Those were the early Interop days. This was before Interop was merged with the primarily Novell-related Networld (yielding a new show; Networld+Interop) and it was when you couldn't find a person in the building with a necktie. There were a lot of ponytails, t-shirts and folks running around the show floor with utility belts on (for the "ShowNet") and after hours, there were Birds of a Feather sessions (BOFs) that were standing room only where engineers were openly discussing how they got things done. For some more tribal storytelling that conveys how magical and fun those days were -- a period when the Net's DNA was literally forming -- read this.
Today, 17 years later, while Networld is back to being just Interop again (it starts next week) and the folks like Epilogue founder Karl Auerbach who played a pioneering role at the old Interops are still playing a role at the new Interop, it is rather commonplace for networkable hardware to be remotely managed and controlled via something other than SNMP. For example, as the video below shows, by Java.

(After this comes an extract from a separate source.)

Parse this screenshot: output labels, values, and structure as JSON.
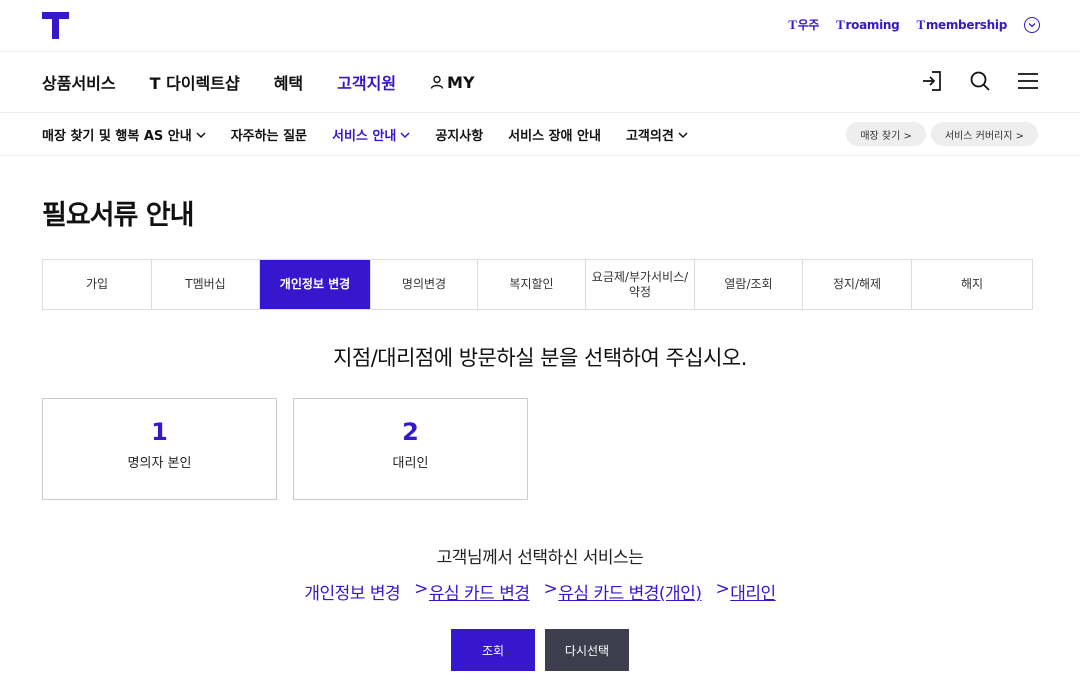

This video of a Java-controlled robot (pictured above left) was captured at JavaOne last week where I spied several Java-controlled hardware items including a "real-time" unmanned helicopter (see it right, flying next to Java inventor James Gosling, photo courtesy of Jim Driscoll, as a part of JavaOne's "Toy Show"). I don't know why (after all, my DVR is remotely programmable over the net by Comcast and that's no big deal), these dynamically programmable devices really reminded me of the old days of Interop's ToasterNet. Anyway, here's the video of the robot: